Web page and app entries
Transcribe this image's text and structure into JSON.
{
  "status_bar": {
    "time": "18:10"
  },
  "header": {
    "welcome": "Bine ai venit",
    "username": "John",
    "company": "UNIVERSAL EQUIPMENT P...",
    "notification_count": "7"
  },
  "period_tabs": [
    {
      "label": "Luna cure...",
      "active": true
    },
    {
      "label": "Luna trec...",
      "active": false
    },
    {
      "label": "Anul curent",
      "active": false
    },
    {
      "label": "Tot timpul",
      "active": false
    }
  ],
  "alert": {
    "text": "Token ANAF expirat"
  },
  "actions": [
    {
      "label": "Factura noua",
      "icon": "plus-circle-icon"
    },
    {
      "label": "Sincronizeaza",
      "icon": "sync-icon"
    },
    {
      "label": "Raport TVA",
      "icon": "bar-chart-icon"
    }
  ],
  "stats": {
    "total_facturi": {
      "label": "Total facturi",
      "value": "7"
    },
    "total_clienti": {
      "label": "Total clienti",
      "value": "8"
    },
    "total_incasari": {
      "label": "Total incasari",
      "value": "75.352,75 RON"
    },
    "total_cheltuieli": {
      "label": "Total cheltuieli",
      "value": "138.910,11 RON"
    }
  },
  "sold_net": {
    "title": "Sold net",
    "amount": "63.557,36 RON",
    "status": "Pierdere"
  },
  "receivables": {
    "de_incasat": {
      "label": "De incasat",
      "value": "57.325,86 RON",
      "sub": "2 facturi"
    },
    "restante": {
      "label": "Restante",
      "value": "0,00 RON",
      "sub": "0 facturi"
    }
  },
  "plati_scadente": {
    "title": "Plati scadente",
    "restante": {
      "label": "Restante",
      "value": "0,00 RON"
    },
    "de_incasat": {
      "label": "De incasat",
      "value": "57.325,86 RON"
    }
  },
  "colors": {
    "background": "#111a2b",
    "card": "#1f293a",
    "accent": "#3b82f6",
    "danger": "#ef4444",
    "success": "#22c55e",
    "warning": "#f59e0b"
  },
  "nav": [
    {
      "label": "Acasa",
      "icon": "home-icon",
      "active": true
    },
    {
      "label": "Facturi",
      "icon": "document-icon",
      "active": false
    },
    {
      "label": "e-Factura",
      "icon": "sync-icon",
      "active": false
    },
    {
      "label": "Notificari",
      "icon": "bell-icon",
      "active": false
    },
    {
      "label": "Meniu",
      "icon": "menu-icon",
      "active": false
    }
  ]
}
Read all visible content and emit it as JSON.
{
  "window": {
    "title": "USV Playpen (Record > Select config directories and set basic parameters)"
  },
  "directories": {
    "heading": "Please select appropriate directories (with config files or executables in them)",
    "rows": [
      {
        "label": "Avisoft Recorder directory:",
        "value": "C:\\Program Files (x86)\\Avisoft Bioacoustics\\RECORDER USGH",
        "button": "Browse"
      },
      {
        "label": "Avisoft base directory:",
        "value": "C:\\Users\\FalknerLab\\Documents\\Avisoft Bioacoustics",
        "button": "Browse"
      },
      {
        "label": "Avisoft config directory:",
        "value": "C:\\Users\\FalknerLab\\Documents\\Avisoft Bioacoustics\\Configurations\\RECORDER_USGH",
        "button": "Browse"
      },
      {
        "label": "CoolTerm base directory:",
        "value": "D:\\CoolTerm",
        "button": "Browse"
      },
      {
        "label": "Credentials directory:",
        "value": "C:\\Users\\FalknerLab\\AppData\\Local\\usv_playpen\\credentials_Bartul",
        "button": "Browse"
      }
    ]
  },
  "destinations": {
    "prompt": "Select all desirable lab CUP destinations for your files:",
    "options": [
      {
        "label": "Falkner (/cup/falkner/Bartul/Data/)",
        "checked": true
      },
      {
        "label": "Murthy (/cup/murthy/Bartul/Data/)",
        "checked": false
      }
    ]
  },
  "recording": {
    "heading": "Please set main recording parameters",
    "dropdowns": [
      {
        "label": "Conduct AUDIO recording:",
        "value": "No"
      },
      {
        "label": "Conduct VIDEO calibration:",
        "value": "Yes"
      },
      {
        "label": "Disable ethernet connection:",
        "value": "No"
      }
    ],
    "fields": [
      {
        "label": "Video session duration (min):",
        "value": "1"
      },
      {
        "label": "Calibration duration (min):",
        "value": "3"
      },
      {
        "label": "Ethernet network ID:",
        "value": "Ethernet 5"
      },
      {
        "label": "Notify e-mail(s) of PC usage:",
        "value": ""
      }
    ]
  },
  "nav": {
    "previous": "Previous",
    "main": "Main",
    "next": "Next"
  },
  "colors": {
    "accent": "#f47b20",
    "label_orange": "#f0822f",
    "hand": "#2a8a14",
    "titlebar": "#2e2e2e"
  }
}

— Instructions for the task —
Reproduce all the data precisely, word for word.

— Solution for this problem —
Transcribe this image's text and structure into JSON.
{
  "status_bar": {
    "time": "18:10"
  },
  "header": {
    "welcome": "Bine ai venit",
    "username": "John",
    "company": "UNIVERSAL EQUIPMENT P...",
    "notification_count": "7"
  },
  "period_tabs": [
    {
      "label": "Luna cure...",
      "active": true
    },
    {
      "label": "Luna trec...",
      "active": false
    },
    {
      "label": "Anul curent",
      "active": false
    },
    {
      "label": "Tot timpul",
      "active": false
    }
  ],
  "alert": {
    "text": "Token ANAF expirat"
  },
  "actions": [
    {
      "label": "Factura noua",
      "icon": "plus-circle-icon"
    },
    {
      "label": "Sincronizeaza",
      "icon": "sync-icon"
    },
    {
      "label": "Raport TVA",
      "icon": "bar-chart-icon"
    }
  ],
  "stats": {
    "total_facturi": {
      "label": "Total facturi",
      "value": "7"
    },
    "total_clienti": {
      "label": "Total clienti",
      "value": "8"
    },
    "total_incasari": {
      "label": "Total incasari",
      "value": "75.352,75 RON"
    },
    "total_cheltuieli": {
      "label": "Total cheltuieli",
      "value": "138.910,11 RON"
    }
  },
  "sold_net": {
    "title": "Sold net",
    "amount": "63.557,36 RON",
    "status": "Pierdere"
  },
  "receivables": {
    "de_incasat": {
      "label": "De incasat",
      "value": "57.325,86 RON",
      "sub": "2 facturi"
    },
    "restante": {
      "label": "Restante",
      "value": "0,00 RON",
      "sub": "0 facturi"
    }
  },
  "plati_scadente": {
    "title": "Plati scadente",
    "restante": {
      "label": "Restante",
      "value": "0,00 RON"
    },
    "de_incasat": {
      "label": "De incasat",
      "value": "57.325,86 RON"
    }
  },
  "colors": {
    "background": "#111a2b",
    "card": "#1f293a",
    "accent": "#3b82f6",
    "danger": "#ef4444",
    "success": "#22c55e",
    "warning": "#f59e0b"
  },
  "nav": [
    {
      "label": "Acasa",
      "icon": "home-icon",
      "active": true
    },
    {
      "label": "Facturi",
      "icon": "document-icon",
      "active": false
    },
    {
      "label": "e-Factura",
      "icon": "sync-icon",
      "active": false
    },
    {
      "label": "Notificari",
      "icon": "bell-icon",
      "active": false
    },
    {
      "label": "Meniu",
      "icon": "menu-icon",
      "active": false
    }
  ]
}
Read all visible content and emit it as JSON.
{
  "window": {
    "title": "USV Playpen (Record > Select config directories and set basic parameters)"
  },
  "directories": {
    "heading": "Please select appropriate directories (with config files or executables in them)",
    "rows": [
      {
        "label": "Avisoft Recorder directory:",
        "value": "C:\\Program Files (x86)\\Avisoft Bioacoustics\\RECORDER USGH",
        "button": "Browse"
      },
      {
        "label": "Avisoft base directory:",
        "value": "C:\\Users\\FalknerLab\\Documents\\Avisoft Bioacoustics",
        "button": "Browse"
      },
      {
        "label": "Avisoft config directory:",
        "value": "C:\\Users\\FalknerLab\\Documents\\Avisoft Bioacoustics\\Configurations\\RECORDER_USGH",
        "button": "Browse"
      },
      {
        "label": "CoolTerm base directory:",
        "value": "D:\\CoolTerm",
        "button": "Browse"
      },
      {
        "label": "Credentials directory:",
        "value": "C:\\Users\\FalknerLab\\AppData\\Local\\usv_playpen\\credentials_Bartul",
        "button": "Browse"
      }
    ]
  },
  "destinations": {
    "prompt": "Select all desirable lab CUP destinations for your files:",
    "options": [
      {
        "label": "Falkner (/cup/falkner/Bartul/Data/)",
        "checked": true
      },
      {
        "label": "Murthy (/cup/murthy/Bartul/Data/)",
        "checked": false
      }
    ]
  },
  "recording": {
    "heading": "Please set main recording parameters",
    "dropdowns": [
      {
        "label": "Conduct AUDIO recording:",
        "value": "No"
      },
      {
        "label": "Conduct VIDEO calibration:",
        "value": "Yes"
      },
      {
        "label": "Disable ethernet connection:",
        "value": "No"
      }
    ],
    "fields": [
      {
        "label": "Video session duration (min):",
        "value": "1"
      },
      {
        "label": "Calibration duration (min):",
        "value": "3"
      },
      {
        "label": "Ethernet network ID:",
        "value": "Ethernet 5"
      },
      {
        "label": "Notify e-mail(s) of PC usage:",
        "value": ""
      }
    ]
  },
  "nav": {
    "previous": "Previous",
    "main": "Main",
    "next": "Next"
  },
  "colors": {
    "accent": "#f47b20",
    "label_orange": "#f0822f",
    "hand": "#2a8a14",
    "titlebar": "#2e2e2e"
  }
}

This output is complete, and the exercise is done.